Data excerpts
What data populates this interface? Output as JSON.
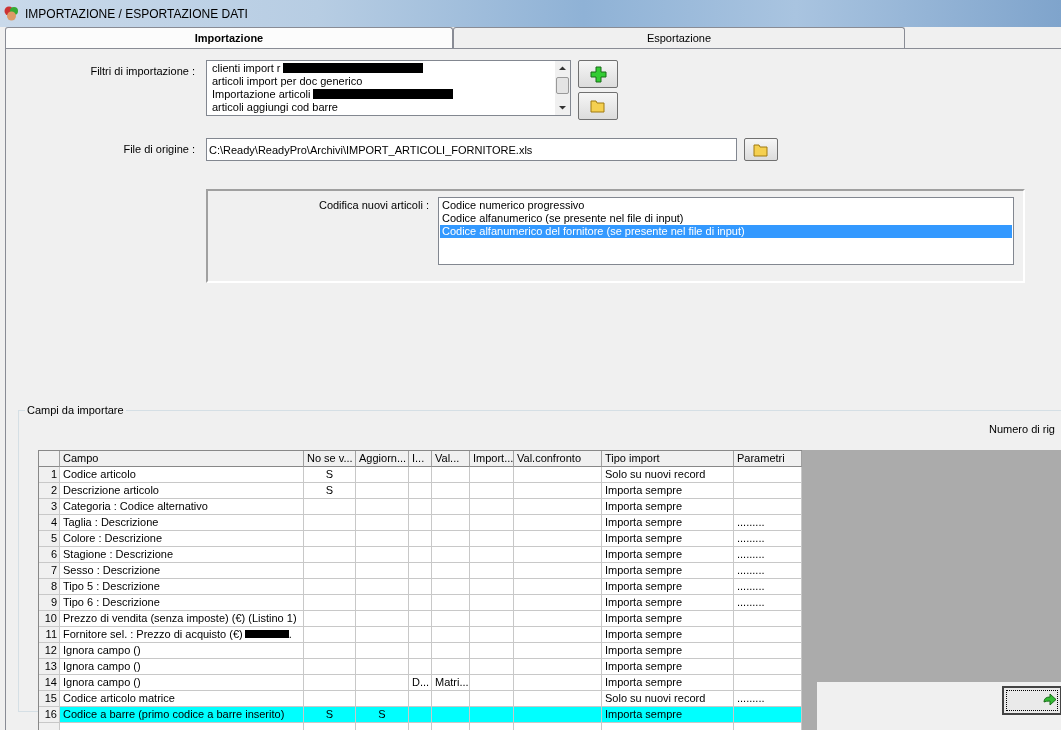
{
  "window": {
    "title": "IMPORTAZIONE / ESPORTAZIONE DATI"
  },
  "tabs": [
    {
      "label": "Importazione",
      "selected": true
    },
    {
      "label": "Esportazione",
      "selected": false
    }
  ],
  "import_filters": {
    "label": "Filtri di importazione :",
    "items": [
      {
        "text": "clienti import r",
        "redacted": true,
        "selected": false
      },
      {
        "text": "articoli import per doc generico",
        "redacted": false,
        "selected": false
      },
      {
        "text": "Importazione articoli",
        "redacted": true,
        "selected": false
      },
      {
        "text": "articoli aggiungi cod barre",
        "redacted": false,
        "selected": false
      }
    ]
  },
  "source_file": {
    "label": "File di origine :",
    "value": "C:\\Ready\\ReadyPro\\Archivi\\IMPORT_ARTICOLI_FORNITORE.xls"
  },
  "new_item_coding": {
    "label": "Codifica nuovi articoli :",
    "options": [
      {
        "text": "Codice numerico progressivo",
        "selected": false
      },
      {
        "text": "Codice alfanumerico (se presente nel file di input)",
        "selected": false
      },
      {
        "text": "Codice alfanumerico del fornitore (se presente nel file di input)",
        "selected": true
      }
    ]
  },
  "fields_group": {
    "title": "Campi da importare",
    "row_count_label": "Numero di rig",
    "table": {
      "columns": [
        "Campo",
        "No se v...",
        "Aggiorn...",
        "I...",
        "Val...",
        "Import...",
        "Val.confronto",
        "Tipo import",
        "Parametri"
      ],
      "rows": [
        {
          "number": "1",
          "cells": [
            "Codice articolo",
            "S",
            null,
            null,
            null,
            null,
            null,
            "Solo su nuovi record",
            null
          ],
          "selected": false
        },
        {
          "number": "2",
          "cells": [
            "Descrizione articolo",
            "S",
            null,
            null,
            null,
            null,
            null,
            "Importa sempre",
            null
          ],
          "selected": false
        },
        {
          "number": "3",
          "cells": [
            "Categoria : Codice alternativo",
            null,
            null,
            null,
            null,
            null,
            null,
            "Importa sempre",
            null
          ],
          "selected": false
        },
        {
          "number": "4",
          "cells": [
            "Taglia : Descrizione",
            null,
            null,
            null,
            null,
            null,
            null,
            "Importa sempre",
            "........."
          ],
          "selected": false
        },
        {
          "number": "5",
          "cells": [
            "Colore : Descrizione",
            null,
            null,
            null,
            null,
            null,
            null,
            "Importa sempre",
            "........."
          ],
          "selected": false
        },
        {
          "number": "6",
          "cells": [
            "Stagione : Descrizione",
            null,
            null,
            null,
            null,
            null,
            null,
            "Importa sempre",
            "........."
          ],
          "selected": false
        },
        {
          "number": "7",
          "cells": [
            "Sesso : Descrizione",
            null,
            null,
            null,
            null,
            null,
            null,
            "Importa sempre",
            "........."
          ],
          "selected": false
        },
        {
          "number": "8",
          "cells": [
            "Tipo 5 : Descrizione",
            null,
            null,
            null,
            null,
            null,
            null,
            "Importa sempre",
            "........."
          ],
          "selected": false
        },
        {
          "number": "9",
          "cells": [
            "Tipo 6 : Descrizione",
            null,
            null,
            null,
            null,
            null,
            null,
            "Importa sempre",
            "........."
          ],
          "selected": false
        },
        {
          "number": "10",
          "cells": [
            "Prezzo di vendita (senza imposte) (€) (Listino 1)",
            null,
            null,
            null,
            null,
            null,
            null,
            "Importa sempre",
            null
          ],
          "selected": false
        },
        {
          "number": "11",
          "cells": [
            "Fornitore sel. : Prezzo di acquisto (€)",
            null,
            null,
            null,
            null,
            null,
            null,
            "Importa sempre",
            null
          ],
          "redacted": true,
          "after_redaction": ".",
          "selected": false
        },
        {
          "number": "12",
          "cells": [
            "Ignora campo ()",
            null,
            null,
            null,
            null,
            null,
            null,
            "Importa sempre",
            null
          ],
          "selected": false
        },
        {
          "number": "13",
          "cells": [
            "Ignora campo ()",
            null,
            null,
            null,
            null,
            null,
            null,
            "Importa sempre",
            null
          ],
          "selected": false
        },
        {
          "number": "14",
          "cells": [
            "Ignora campo ()",
            null,
            null,
            "D...",
            "Matri...",
            null,
            null,
            "Importa sempre",
            null
          ],
          "selected": false
        },
        {
          "number": "15",
          "cells": [
            "Codice articolo matrice",
            null,
            null,
            null,
            null,
            null,
            null,
            "Solo su nuovi record",
            "........."
          ],
          "selected": false
        },
        {
          "number": "16",
          "cells": [
            "Codice a barre (primo codice a barre inserito)",
            "S",
            "S",
            null,
            null,
            null,
            null,
            "Importa sempre",
            null
          ],
          "selected": true
        }
      ]
    }
  }
}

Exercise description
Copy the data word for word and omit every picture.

Result of the exercise
What data populates this interface? Output as JSON.
{
  "window": {
    "title": "IMPORTAZIONE / ESPORTAZIONE DATI"
  },
  "tabs": [
    {
      "label": "Importazione",
      "selected": true
    },
    {
      "label": "Esportazione",
      "selected": false
    }
  ],
  "import_filters": {
    "label": "Filtri di importazione :",
    "items": [
      {
        "text": "clienti import r",
        "redacted": true,
        "selected": false
      },
      {
        "text": "articoli import per doc generico",
        "redacted": false,
        "selected": false
      },
      {
        "text": "Importazione articoli",
        "redacted": true,
        "selected": false
      },
      {
        "text": "articoli aggiungi cod barre",
        "redacted": false,
        "selected": false
      }
    ]
  },
  "source_file": {
    "label": "File di origine :",
    "value": "C:\\Ready\\ReadyPro\\Archivi\\IMPORT_ARTICOLI_FORNITORE.xls"
  },
  "new_item_coding": {
    "label": "Codifica nuovi articoli :",
    "options": [
      {
        "text": "Codice numerico progressivo",
        "selected": false
      },
      {
        "text": "Codice alfanumerico (se presente nel file di input)",
        "selected": false
      },
      {
        "text": "Codice alfanumerico del fornitore (se presente nel file di input)",
        "selected": true
      }
    ]
  },
  "fields_group": {
    "title": "Campi da importare",
    "row_count_label": "Numero di rig",
    "table": {
      "columns": [
        "Campo",
        "No se v...",
        "Aggiorn...",
        "I...",
        "Val...",
        "Import...",
        "Val.confronto",
        "Tipo import",
        "Parametri"
      ],
      "rows": [
        {
          "number": "1",
          "cells": [
            "Codice articolo",
            "S",
            null,
            null,
            null,
            null,
            null,
            "Solo su nuovi record",
            null
          ],
          "selected": false
        },
        {
          "number": "2",
          "cells": [
            "Descrizione articolo",
            "S",
            null,
            null,
            null,
            null,
            null,
            "Importa sempre",
            null
          ],
          "selected": false
        },
        {
          "number": "3",
          "cells": [
            "Categoria : Codice alternativo",
            null,
            null,
            null,
            null,
            null,
            null,
            "Importa sempre",
            null
          ],
          "selected": false
        },
        {
          "number": "4",
          "cells": [
            "Taglia : Descrizione",
            null,
            null,
            null,
            null,
            null,
            null,
            "Importa sempre",
            "........."
          ],
          "selected": false
        },
        {
          "number": "5",
          "cells": [
            "Colore : Descrizione",
            null,
            null,
            null,
            null,
            null,
            null,
            "Importa sempre",
            "........."
          ],
          "selected": false
        },
        {
          "number": "6",
          "cells": [
            "Stagione : Descrizione",
            null,
            null,
            null,
            null,
            null,
            null,
            "Importa sempre",
            "........."
          ],
          "selected": false
        },
        {
          "number": "7",
          "cells": [
            "Sesso : Descrizione",
            null,
            null,
            null,
            null,
            null,
            null,
            "Importa sempre",
            "........."
          ],
          "selected": false
        },
        {
          "number": "8",
          "cells": [
            "Tipo 5 : Descrizione",
            null,
            null,
            null,
            null,
            null,
            null,
            "Importa sempre",
            "........."
          ],
          "selected": false
        },
        {
          "number": "9",
          "cells": [
            "Tipo 6 : Descrizione",
            null,
            null,
            null,
            null,
            null,
            null,
            "Importa sempre",
            "........."
          ],
          "selected": false
        },
        {
          "number": "10",
          "cells": [
            "Prezzo di vendita (senza imposte) (€) (Listino 1)",
            null,
            null,
            null,
            null,
            null,
            null,
            "Importa sempre",
            null
          ],
          "selected": false
        },
        {
          "number": "11",
          "cells": [
            "Fornitore sel. : Prezzo di acquisto (€)",
            null,
            null,
            null,
            null,
            null,
            null,
            "Importa sempre",
            null
          ],
          "redacted": true,
          "after_redaction": ".",
          "selected": false
        },
        {
          "number": "12",
          "cells": [
            "Ignora campo ()",
            null,
            null,
            null,
            null,
            null,
            null,
            "Importa sempre",
            null
          ],
          "selected": false
        },
        {
          "number": "13",
          "cells": [
            "Ignora campo ()",
            null,
            null,
            null,
            null,
            null,
            null,
            "Importa sempre",
            null
          ],
          "selected": false
        },
        {
          "number": "14",
          "cells": [
            "Ignora campo ()",
            null,
            null,
            "D...",
            "Matri...",
            null,
            null,
            "Importa sempre",
            null
          ],
          "selected": false
        },
        {
          "number": "15",
          "cells": [
            "Codice articolo matrice",
            null,
            null,
            null,
            null,
            null,
            null,
            "Solo su nuovi record",
            "........."
          ],
          "selected": false
        },
        {
          "number": "16",
          "cells": [
            "Codice a barre (primo codice a barre inserito)",
            "S",
            "S",
            null,
            null,
            null,
            null,
            "Importa sempre",
            null
          ],
          "selected": true
        }
      ]
    }
  }
}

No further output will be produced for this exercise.